• Problem
In the listing that follows, count each line containing the string "JSON" and report only the count.

• Entries provided
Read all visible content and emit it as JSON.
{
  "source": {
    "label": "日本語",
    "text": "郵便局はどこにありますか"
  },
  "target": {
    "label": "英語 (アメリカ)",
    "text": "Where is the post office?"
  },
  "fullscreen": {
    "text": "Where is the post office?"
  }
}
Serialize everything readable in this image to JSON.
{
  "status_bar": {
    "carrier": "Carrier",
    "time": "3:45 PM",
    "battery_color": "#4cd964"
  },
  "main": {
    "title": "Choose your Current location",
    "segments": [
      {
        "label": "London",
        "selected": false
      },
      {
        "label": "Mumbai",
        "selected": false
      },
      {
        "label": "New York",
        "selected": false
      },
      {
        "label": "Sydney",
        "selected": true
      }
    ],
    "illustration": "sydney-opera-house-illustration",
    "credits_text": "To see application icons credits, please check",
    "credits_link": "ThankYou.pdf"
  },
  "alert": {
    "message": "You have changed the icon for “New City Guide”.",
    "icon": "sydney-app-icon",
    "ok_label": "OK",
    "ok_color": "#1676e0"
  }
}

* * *

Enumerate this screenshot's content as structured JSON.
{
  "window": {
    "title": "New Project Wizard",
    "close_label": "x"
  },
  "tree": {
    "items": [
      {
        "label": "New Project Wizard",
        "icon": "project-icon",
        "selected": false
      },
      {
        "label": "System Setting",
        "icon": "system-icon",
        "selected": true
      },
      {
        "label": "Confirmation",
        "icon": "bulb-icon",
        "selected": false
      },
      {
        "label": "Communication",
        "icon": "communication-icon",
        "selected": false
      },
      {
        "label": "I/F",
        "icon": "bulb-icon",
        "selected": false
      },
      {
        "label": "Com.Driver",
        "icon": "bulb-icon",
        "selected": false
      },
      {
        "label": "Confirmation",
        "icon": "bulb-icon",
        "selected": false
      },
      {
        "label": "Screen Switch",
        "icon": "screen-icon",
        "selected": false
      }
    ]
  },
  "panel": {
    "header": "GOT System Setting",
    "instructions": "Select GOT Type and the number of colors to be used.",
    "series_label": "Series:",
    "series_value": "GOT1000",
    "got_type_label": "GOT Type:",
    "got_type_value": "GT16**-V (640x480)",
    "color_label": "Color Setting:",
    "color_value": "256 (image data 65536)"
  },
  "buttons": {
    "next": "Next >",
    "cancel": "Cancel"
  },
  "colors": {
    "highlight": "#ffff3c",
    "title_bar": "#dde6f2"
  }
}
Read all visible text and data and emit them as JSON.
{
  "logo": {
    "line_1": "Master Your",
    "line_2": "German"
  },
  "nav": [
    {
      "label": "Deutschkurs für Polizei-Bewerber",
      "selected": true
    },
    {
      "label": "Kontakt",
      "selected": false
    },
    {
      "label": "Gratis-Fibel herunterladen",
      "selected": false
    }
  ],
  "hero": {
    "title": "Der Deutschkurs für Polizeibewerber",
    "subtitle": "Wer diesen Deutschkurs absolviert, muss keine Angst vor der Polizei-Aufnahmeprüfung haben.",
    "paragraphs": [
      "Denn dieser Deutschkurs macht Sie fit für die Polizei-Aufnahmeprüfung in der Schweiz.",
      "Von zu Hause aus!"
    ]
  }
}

• Exercise result
4